Californians are a recycling-happy group, often doing what’s best for the bottle or can – and the environment.
But our green-friendly attitude also creates a green-seeking side from those looking to illegally bring out-of-state bottles and cans – primarily from Arizona and Nevada – into the Golden State in order to collect money from the California Redemption Value program. Quite often, the pennies paid when you purchase bottles or cans are being paid to crooks hauling truckloads of recyclables into the state.
CalRecycle hired M Corp to develop a flexible, impartial analysis model to enable a way to identify abuses of the program.
For example, an average rental truck – such as a Ryder or U-Haul – can carry about 10,000 pounds of bottles and cans, netting a nifty, albeit illegal, $15,000 payday.

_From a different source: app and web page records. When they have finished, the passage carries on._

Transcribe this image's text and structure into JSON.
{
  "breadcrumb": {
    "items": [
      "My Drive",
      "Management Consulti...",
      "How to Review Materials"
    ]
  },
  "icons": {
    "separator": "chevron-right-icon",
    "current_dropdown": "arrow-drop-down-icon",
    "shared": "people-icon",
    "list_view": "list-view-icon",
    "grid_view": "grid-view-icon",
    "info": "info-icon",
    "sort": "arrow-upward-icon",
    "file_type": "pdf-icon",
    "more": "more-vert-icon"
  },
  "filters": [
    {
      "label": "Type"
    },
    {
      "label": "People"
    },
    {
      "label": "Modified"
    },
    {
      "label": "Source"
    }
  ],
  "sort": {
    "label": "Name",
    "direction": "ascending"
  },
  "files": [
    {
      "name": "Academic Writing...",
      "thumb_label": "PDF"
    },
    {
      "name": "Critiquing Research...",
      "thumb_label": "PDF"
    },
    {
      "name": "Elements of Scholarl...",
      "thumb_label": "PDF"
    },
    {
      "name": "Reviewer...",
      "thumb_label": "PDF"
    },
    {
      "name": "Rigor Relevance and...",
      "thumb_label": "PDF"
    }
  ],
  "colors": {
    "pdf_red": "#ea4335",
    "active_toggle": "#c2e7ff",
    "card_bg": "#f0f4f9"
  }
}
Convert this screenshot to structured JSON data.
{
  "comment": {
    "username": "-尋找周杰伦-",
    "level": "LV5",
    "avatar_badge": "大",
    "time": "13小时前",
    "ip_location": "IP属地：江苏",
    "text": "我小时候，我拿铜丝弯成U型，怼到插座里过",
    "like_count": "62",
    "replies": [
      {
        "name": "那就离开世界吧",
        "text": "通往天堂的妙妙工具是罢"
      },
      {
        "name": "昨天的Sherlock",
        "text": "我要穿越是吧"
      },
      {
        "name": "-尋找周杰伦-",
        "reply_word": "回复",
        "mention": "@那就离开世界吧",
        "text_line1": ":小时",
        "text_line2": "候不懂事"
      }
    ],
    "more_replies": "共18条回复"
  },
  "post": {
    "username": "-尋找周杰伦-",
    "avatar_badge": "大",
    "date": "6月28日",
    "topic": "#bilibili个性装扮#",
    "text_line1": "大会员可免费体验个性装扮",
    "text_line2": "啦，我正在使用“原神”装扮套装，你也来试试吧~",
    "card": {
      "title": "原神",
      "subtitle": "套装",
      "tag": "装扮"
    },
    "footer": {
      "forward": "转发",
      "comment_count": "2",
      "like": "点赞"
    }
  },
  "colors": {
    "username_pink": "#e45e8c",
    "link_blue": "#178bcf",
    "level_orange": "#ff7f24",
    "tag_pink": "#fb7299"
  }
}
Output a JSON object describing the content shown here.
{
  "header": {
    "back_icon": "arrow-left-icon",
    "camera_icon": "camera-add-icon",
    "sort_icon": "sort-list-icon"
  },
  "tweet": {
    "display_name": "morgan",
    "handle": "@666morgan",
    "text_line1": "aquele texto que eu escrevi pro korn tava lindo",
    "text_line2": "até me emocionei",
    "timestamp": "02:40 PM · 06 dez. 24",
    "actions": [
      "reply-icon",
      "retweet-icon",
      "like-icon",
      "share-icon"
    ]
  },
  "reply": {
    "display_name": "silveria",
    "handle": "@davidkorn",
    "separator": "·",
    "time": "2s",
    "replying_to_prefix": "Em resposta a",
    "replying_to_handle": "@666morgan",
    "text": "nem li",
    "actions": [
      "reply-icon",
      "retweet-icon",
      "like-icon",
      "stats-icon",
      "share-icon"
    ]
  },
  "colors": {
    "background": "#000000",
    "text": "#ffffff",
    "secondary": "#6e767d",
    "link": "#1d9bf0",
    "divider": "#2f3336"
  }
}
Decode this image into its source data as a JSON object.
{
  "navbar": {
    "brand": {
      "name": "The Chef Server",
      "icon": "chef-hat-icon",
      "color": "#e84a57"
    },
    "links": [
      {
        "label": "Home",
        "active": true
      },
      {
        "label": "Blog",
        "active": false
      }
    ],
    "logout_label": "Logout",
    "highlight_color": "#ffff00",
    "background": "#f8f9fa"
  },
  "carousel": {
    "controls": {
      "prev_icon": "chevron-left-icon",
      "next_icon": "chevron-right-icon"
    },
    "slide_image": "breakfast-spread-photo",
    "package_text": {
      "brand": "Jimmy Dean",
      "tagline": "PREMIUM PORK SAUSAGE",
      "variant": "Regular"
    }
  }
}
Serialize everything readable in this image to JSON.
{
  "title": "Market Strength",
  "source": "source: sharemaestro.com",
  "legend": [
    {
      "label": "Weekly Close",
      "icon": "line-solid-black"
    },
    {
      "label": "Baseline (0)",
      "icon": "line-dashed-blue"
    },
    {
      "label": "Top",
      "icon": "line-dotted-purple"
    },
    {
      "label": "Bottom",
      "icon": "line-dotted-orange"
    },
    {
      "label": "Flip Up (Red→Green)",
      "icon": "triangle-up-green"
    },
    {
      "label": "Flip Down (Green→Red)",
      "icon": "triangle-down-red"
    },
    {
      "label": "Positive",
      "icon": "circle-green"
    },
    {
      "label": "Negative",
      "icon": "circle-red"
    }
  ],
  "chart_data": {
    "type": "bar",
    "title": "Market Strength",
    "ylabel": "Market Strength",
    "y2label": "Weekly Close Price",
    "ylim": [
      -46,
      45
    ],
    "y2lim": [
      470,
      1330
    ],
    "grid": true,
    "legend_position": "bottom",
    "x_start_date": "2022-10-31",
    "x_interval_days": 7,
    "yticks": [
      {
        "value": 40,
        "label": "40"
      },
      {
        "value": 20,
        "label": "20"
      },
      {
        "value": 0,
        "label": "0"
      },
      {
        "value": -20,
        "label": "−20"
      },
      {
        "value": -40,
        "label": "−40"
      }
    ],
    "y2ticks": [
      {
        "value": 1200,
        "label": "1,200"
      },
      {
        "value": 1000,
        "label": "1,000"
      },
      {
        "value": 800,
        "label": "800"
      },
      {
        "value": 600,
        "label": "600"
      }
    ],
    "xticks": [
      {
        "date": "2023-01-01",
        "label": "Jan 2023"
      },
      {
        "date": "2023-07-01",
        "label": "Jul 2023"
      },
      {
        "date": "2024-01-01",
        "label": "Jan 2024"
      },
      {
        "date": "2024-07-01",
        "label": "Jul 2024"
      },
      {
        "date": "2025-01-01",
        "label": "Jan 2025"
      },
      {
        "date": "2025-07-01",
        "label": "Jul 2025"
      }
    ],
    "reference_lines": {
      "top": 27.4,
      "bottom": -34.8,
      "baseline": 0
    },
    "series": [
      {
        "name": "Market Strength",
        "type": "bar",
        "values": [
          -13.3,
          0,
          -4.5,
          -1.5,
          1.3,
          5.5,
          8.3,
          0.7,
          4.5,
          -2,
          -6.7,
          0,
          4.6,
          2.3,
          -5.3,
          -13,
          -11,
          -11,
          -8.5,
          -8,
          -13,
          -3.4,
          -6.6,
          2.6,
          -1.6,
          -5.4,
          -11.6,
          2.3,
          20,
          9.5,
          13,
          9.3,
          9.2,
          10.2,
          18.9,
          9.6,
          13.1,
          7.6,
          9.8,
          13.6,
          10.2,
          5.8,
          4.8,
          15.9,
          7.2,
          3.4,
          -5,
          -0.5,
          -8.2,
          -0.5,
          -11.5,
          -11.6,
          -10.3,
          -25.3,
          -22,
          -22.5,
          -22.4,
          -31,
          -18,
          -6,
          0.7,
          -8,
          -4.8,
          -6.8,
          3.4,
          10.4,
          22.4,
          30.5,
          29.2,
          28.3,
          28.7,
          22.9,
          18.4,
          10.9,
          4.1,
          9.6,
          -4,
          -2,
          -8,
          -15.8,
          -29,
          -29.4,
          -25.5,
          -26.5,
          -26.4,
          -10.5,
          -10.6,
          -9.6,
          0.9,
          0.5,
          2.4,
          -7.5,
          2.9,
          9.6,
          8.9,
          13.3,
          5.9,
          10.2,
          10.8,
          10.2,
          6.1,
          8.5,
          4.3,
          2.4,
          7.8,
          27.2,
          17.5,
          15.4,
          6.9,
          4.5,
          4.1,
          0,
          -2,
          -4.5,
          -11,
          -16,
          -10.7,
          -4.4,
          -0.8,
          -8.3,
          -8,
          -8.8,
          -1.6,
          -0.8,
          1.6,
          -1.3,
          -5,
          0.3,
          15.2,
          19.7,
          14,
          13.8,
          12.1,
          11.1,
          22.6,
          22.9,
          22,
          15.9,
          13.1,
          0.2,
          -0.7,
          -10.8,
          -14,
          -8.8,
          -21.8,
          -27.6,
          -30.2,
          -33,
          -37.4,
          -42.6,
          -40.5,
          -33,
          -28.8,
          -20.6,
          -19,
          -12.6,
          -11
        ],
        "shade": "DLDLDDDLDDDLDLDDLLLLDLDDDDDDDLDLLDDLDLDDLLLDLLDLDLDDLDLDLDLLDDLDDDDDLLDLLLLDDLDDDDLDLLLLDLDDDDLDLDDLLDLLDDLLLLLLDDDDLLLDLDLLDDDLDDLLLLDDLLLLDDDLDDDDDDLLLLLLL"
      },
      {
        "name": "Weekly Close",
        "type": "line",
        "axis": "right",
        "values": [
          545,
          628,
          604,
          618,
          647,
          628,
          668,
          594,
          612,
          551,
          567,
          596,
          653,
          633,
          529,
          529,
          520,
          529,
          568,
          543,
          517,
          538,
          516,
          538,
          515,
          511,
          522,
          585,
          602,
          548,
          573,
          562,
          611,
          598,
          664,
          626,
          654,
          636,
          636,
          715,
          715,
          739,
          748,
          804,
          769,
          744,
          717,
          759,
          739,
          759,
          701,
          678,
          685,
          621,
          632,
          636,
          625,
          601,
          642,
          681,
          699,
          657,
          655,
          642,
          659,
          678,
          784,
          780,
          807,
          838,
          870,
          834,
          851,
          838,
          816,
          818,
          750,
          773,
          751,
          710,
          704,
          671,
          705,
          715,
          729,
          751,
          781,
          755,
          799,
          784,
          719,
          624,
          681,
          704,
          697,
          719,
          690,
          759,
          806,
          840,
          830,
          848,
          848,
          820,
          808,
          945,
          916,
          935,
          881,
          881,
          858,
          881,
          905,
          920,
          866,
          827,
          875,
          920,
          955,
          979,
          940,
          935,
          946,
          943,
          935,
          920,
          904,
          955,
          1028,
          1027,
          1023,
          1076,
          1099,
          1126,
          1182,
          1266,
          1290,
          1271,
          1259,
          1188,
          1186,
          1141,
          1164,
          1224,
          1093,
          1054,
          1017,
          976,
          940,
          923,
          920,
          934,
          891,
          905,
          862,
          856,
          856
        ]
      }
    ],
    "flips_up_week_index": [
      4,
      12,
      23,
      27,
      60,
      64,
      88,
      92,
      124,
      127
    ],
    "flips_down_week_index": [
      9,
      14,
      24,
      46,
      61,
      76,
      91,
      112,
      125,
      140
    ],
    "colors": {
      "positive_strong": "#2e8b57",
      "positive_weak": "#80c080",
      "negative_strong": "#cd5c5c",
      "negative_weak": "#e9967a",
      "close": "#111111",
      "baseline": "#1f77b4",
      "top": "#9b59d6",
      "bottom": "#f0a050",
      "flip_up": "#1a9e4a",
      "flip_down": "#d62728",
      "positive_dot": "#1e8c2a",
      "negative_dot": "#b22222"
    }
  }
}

So, CalRecycle, the state agency that administers the CRV program, hired M Corp to develop a flexible, impartial analysis model to enable a way to identify abuses of the program.
M Corp’s solution – referred to as DRAM (Disbursement Risk Assessment Model) is based on clustering methodology and programmed in SAS. DRAM analyzes years of shipping patterns of more than 3,000 recyclers and sorts them into clusters based on statistical similarities. CalRecycle uses the data to focus on clusters containing revoked accounts and greatly increases the likelihood of auditing – and finding illegal shipments.
The effort has been a success. CalRecycle can identify and manage recycling abuse, and better protect funding for the program. And, of course, the biggest benefit is that the state’s environment, energy and resources are being preserved.